One part of working with public cloud is that a developer needs to understand far more than he or she is used to. These are same parameters which are facets of distributed computing. Following is a fun animation to explain different parts of it.
In essence there are 4 parts to the equation.
4. CPU Cores
In this blog, let us focus on networking aspect. We will take a deep dive into others aspects later.
Every node in the network needs an identifier. Traditionally this identifier has been IPv4 address. Some point in the future IPv4 will be eclipsed by IPv6 which has far wider range but our focus here will be IPv4 only.
A typical IP Address looks like this
It has four parts to it, separated by a period. each part can have value ranging from 0 to 255, though not all combination available for general consumption. In reality each of these 4 parts (which now onwards we’ll call octets) are binary values each having 8 bits. So there are total 32 bits in IPv4 address space.
Now comes the question of how to divide this address space for use. First comes the distinction between public and private IPs. To make it easier two ranges starting from 192 and 10 have been dedicated for the private networks. As you can see if I fix first of 4 octets, we can only assign values to the rest 3.
Initially first octet was used to define a network. It means only 254 large networks could exist (excluding 0 and 255).
These networks were divided into 5 classes. Class A,B,C,D & E. Class A, B and C represented networks of different sizes and in turn different number of hosts allowed. D & E were reserved for multicast and experimental purposes respectively.
Think of these 254 networks as separate high-rise buildings. Now why we need separate classes of buildings. The reason is in tenancy needs. Some large companies need the whole building but a much large number of companies need a floor or may be even less. So let’s start with large tenants.
All the networks starting from 0 as network bit to 127 belong to this class. There are only 128 networks possible but each network has 224 addresses. So coming back to our high-rise metaphor, first 128 buildings are single tenant only. Curious who are the tenants? Another way to differentiate between network bit and host bits is subnet mask. Default subnet mask for class A networks is 255.0.0.0
Class B addresses have network bit ranging from 128 to 191. Here rather than just one, first two octets are fixed. It makes number of networks to 16k+, 214 to be exact. Each network has a smaller number of addresses i.e. 216. In our high-rise metaphor from building number 128 to 191, each floor is rentable separately. Default subnet mask for class B networks is 255.255.0.0.
Class C addresses have network bit ranging from 192 to 223. Here first 3 octets are fixed, making total number of networks to 221. Each network can only have 256 addresses. So now in this class you can rent an individual suite (each one having 256 rooms in it). First address which has last octet 0 is not assigned to any node but is kept for the network, this of it as reception area. Default subnet mask for class C networks is 255.255.255.0.
Network bit 224 to 239 has been reserved for multicast. Think of these buildings as general areas like town hall.
Class E has network bits from 240 to 255.
Classless Inter-Domain Routing
Now the scheme described so far seems very flexible but in fact it is not.
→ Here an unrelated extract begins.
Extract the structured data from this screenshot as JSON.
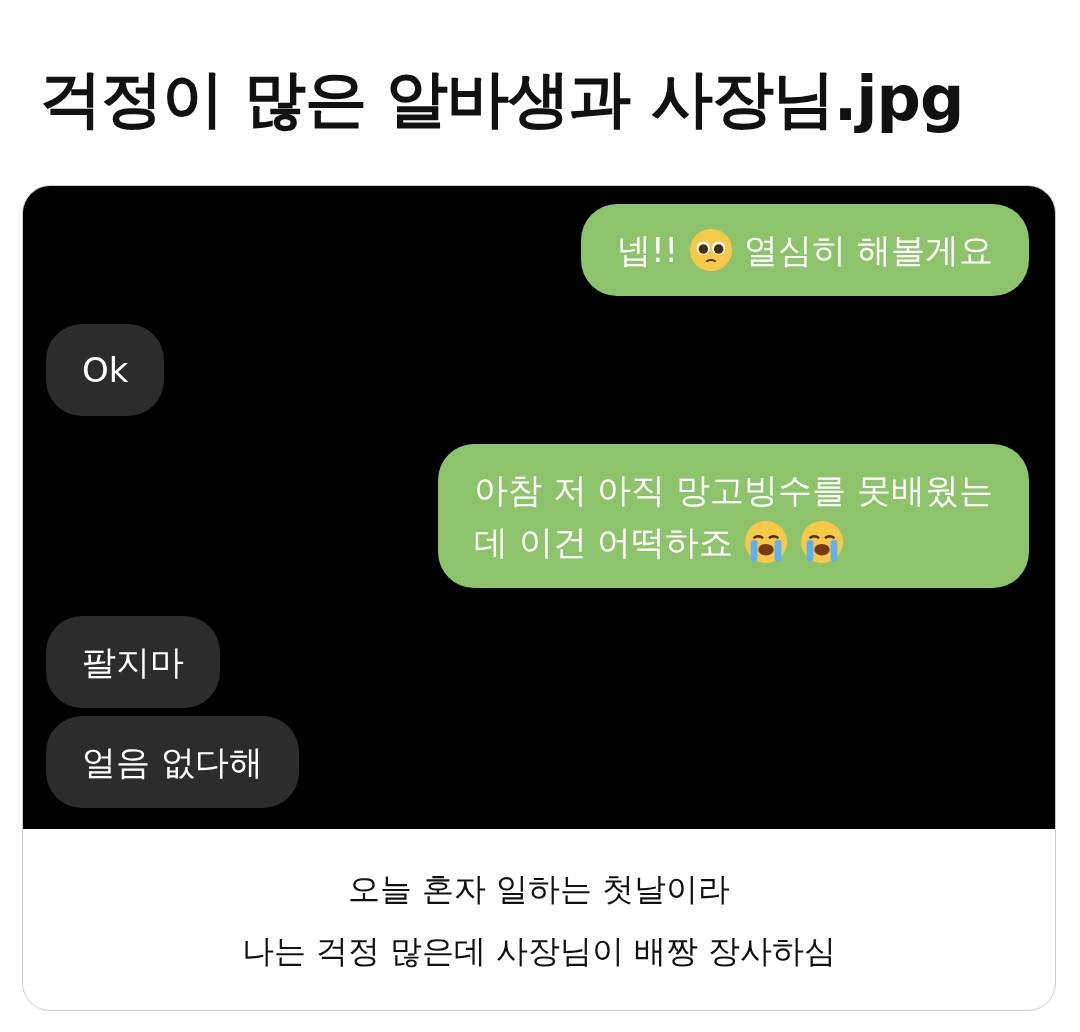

In the classful networking, the division is only done at the octet level which is not granular enough. What if we do separation at the bit level. There are total 32 bits. This is essentially CIDR.
Now if we include all the bits, that would be stretching the logic too much so let’s meet at the middle point i.e. at the 16 bit level.